“It is a reinterpretation in plastic of a piece from his film Cremaster 3 , which was originally made from petroleum jelly—an unstable material. It combines different elements from the film, which was shot in the Chrysler Building—a [structure] mostly built by Irish freemason contractors and builders. The bar is inspired by a classic Irish bar, but part of it is twisted and crushed. It also incorporates freemason symbols, and the pile of potatoes references the Irish potato famine. It is shown with photographs from the film.”
“This is a work I really cherish. [As part of the installation] visitors pull a number and wait for [the artist or an assistant] to write down and notarise the alternative facts they bring to them. A coin is exchanged as a symbolic payment. The coin is then gilded, which is in itself a symbolic act, as it may now look like gold, but is not gold. The coin is glued to the paper, which is then notarised. It has to do with how a state authority can produce the truth and that it is actually a very bureaucratic and simple system that is valid and seems to function.”

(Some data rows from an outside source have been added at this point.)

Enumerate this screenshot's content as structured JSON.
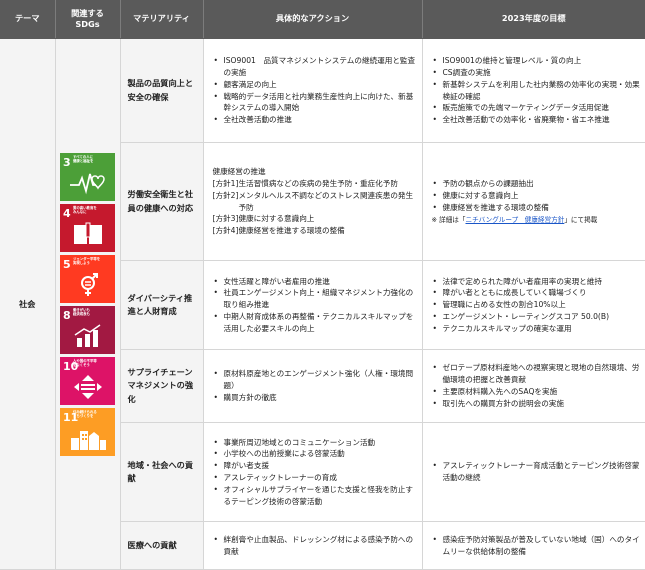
{
  "headers": {
    "theme": "テーマ",
    "sdgs": "関連する\nSDGs",
    "materiality": "マテリアリティ",
    "actions": "具体的なアクション",
    "goals": "2023年度の目標"
  },
  "theme": "社会",
  "sdg_icons": [
    {
      "number": "3",
      "title": "すべての人に\n健康と福祉を",
      "color": "#4c9f38",
      "icon": "heart-pulse-icon"
    },
    {
      "number": "4",
      "title": "質の高い教育を\nみんなに",
      "color": "#c5192d",
      "icon": "book-icon"
    },
    {
      "number": "5",
      "title": "ジェンダー平等を\n実現しよう",
      "color": "#ff3a21",
      "icon": "gender-equality-icon"
    },
    {
      "number": "8",
      "title": "働きがいも\n経済成長も",
      "color": "#a21942",
      "icon": "growth-chart-icon"
    },
    {
      "number": "10",
      "title": "人や国の不平等\nをなくそう",
      "color": "#dd1367",
      "icon": "equality-arrows-icon"
    },
    {
      "number": "11",
      "title": "住み続けられる\nまちづくりを",
      "color": "#fd9d24",
      "icon": "city-buildings-icon"
    }
  ],
  "rows": [
    {
      "materiality": "製品の品質向上と安全の確保",
      "actions": [
        "ISO9001　品質マネジメントシステムの継続運用と監査の実施",
        "顧客満足の向上",
        "戦略的データ活用と社内業務生産性向上に向けた、新基幹システムの導入開始",
        "全社改善活動の推進"
      ],
      "goals": [
        "ISO9001の維持と管理レベル・質の向上",
        "CS調査の実施",
        "新基幹システムを利用した社内業務の効率化の実現・効果検証の確認",
        "販売施策での先端マーケティングデータ活用促進",
        "全社改善活動での効率化・省廃棄物・省エネ推進"
      ]
    },
    {
      "materiality": "労働安全衛生と社員の健康への対応",
      "actions_intro": "健康経営の推進",
      "policies": [
        {
          "label": "[方針1]",
          "text": "生活習慣病などの疾病の発生予防・重症化予防"
        },
        {
          "label": "[方針2]",
          "text": "メンタルヘルス不調などのストレス関連疾患の発生予防"
        },
        {
          "label": "[方針3]",
          "text": "健康に対する意識向上"
        },
        {
          "label": "[方針4]",
          "text": "健康経営を推進する環境の整備"
        }
      ],
      "goals": [
        "予防の観点からの課題抽出",
        "健康に対する意識向上",
        "健康経営を推進する環境の整備"
      ],
      "note_prefix": "※ 詳細は「",
      "note_link": "ニチバングループ　健康経営方針",
      "note_suffix": "」にて掲載"
    },
    {
      "materiality": "ダイバーシティ推進と人財育成",
      "actions": [
        "女性活躍と障がい者雇用の推進",
        "社員エンゲージメント向上・組織マネジメント力強化の取り組み推進",
        "中期人財育成体系の再整備・テクニカルスキルマップを活用した必要スキルの向上"
      ],
      "goals": [
        "法律で定められた障がい者雇用率の実現と維持",
        "障がい者とともに成長していく職場づくり",
        "管理職に占める女性の割合10%以上",
        "エンゲージメント・レーティングスコア 50.0(B)",
        "テクニカルスキルマップの確実な運用"
      ]
    },
    {
      "materiality": "サプライチェーンマネジメントの強化",
      "actions": [
        "原材料原産地とのエンゲージメント強化（人権・環境問題）",
        "購買方針の徹底"
      ],
      "goals": [
        "ゼロテープ原材料産地への視察実現と現地の自然環境、労働環境の把握と改善貢献",
        "主要原材料購入先へのSAQを実施",
        "取引先への購買方針の説明会の実施"
      ]
    },
    {
      "materiality": "地域・社会への貢献",
      "actions": [
        "事業所周辺地域とのコミュニケーション活動",
        "小学校への出前授業による啓蒙活動",
        "障がい者支援",
        "アスレティックトレーナーの育成",
        "オフィシャルサプライヤーを通じた支援と怪我を防止するテーピング技術の啓蒙活動"
      ],
      "goals": [
        "アスレティックトレーナー育成活動とテーピング技術啓蒙活動の継続"
      ]
    },
    {
      "materiality": "医療への貢献",
      "actions": [
        "絆創膏や止血製品、ドレッシング材による感染予防への貢献"
      ],
      "goals": [
        "感染症予防対策製品が普及していない地域（国）へのタイムリーな供給体制の整備"
      ]
    }
  ]
}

“José Yaque, a Cuban artist who lives in Havana, has created what is almost like a whisky bar but with natural materials that one might find in a botanist’s [laboratory]. It’s a way to encapsulate nature. You can see the different levels of decomposition—the live process that starts from the plants rotting—in each bottle by looking at the colour of the water. The sister piece was shown at the last Venice Biennale.”